  •  Selfies

    Monday, Sep. 30, 2013

    The best student comment on "Selfies" wins a $100 Amazon gift certificate. Entries must be received by midnight, Sunday, October 13th, 2013. Subscribe to the blog (by RSS or by e-mail in the right hand column) for updates.

    **DISCLAIMER: All characters and scenarios in this post are fictional.**

    Stacy is a sophomore in college who is addicted to Instagram. She regularly posts multiple photos a day showing her followers what she is up to. Stacy views Instagram as a way to stay connected with her friends. While many of these Instagram photos incorporate amazing sights or delicious-looking baked goods, she also posts a lot of selfies. One day Stacy posts a photo of herself by the pool in her new string bikini. Another day, she takes a picture of herself in a sexy camisole getting ready for bed.

    These photos start to attract a lot of attention from her college peers. On her way to class one day she hears two guys she has never met talking about her as she walks by. She even sees one of her peers looking at one of her Instagram selfies on his phone in class.  

    Stacy’s best friend, Andrea, confronts her about posting these photos. She claims that showing this kind of photo on social media is not only dangerous but also can make guys think of Stacy as a skank. Stacy says she is simply expressing herself through these selfies, and that if people don’t want to see these photos, then they can stop following her on Instagram.

    Is Andrea right to be worried about Stacy? If guys take Stacy’s photos the wrong way, is that her responsibility? What if a man posted a photo of himself shirtless or in a bathing suit? Would that be a problem? If so, why is there a difference in the way we view photos put up by men and women?

    Useful Resources:

    A Framework for Ethical Decision-Making

    Video: It's Your Fault

    Opinion from a Young Teenage Girl

     

    Photo by Paige Worthy available under a Creative Commons license.

  •  Boys Will Be Boys

    Monday, Nov. 12, 2012

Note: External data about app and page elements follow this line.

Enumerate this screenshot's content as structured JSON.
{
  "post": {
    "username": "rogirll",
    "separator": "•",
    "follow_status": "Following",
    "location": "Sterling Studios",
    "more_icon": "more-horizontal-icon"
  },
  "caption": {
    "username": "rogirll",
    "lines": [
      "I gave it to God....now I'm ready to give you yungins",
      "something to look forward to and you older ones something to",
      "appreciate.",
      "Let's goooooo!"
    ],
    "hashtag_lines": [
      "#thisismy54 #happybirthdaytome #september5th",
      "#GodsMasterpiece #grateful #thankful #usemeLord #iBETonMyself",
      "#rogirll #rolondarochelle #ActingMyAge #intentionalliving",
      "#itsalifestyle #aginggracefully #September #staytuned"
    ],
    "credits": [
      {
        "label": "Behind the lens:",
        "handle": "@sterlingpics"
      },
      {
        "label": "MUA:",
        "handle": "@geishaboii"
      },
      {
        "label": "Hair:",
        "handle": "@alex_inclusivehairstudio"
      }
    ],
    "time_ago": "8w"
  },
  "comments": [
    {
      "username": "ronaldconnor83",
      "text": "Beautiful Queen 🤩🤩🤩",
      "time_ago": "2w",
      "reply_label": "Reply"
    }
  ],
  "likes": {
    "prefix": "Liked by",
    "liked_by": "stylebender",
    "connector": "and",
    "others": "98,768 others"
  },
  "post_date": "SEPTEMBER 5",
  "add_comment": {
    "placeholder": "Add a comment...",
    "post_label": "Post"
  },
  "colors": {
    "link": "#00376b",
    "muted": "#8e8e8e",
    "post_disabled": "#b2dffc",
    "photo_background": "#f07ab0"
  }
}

     The best college student comment on "Boys Will Be Boys" wins a $100 Amazon gift certificate. Entries must be received by midnight, November 25th. Finalists are selected by likes, so get your friends to like your comment. Subscribe to the blog (by RSS or by email in the right hand column) for updates.

     

    Julia and Ricky have been dating for about a year now, and are completely committed to one another. All of their friends feel that they have a strong relationship with a solid foundation.
     
    Despite this, however, Julia has been noticing a pattern that concerns her. Ricky regularly watches pornography, which she really doesn’t like. After ignoring it for a while, Julia mentions that it bothers her, and makes her feel like Ricky is cheating on her.
     
    Ricky apologizes, but explains that it’s solely for “release,” and means absolutely nothing beyond that. Julia feels that pornography objectifies women in a way that undermines their relationship, and her self-esteem also suffers a hit when she thinks about the images that go across her boyfriend’s screen. Her best friend tells her not to worry because “boys will be boys,” and Julia reluctantly acknowledges that she knows that many college guys do this. She thinks that she may be blowing things out of proportion, but she can’t shake the feeling of betrayal.
     
    Is Julia overreacting, or should Ricky change his habits to honor the relationship? Do the moral implications change whether or not Ricky and Julia are sexually active?
     
     
     
     
     
     
     
    Photo by fb available under a Creative Commons License on Flickr.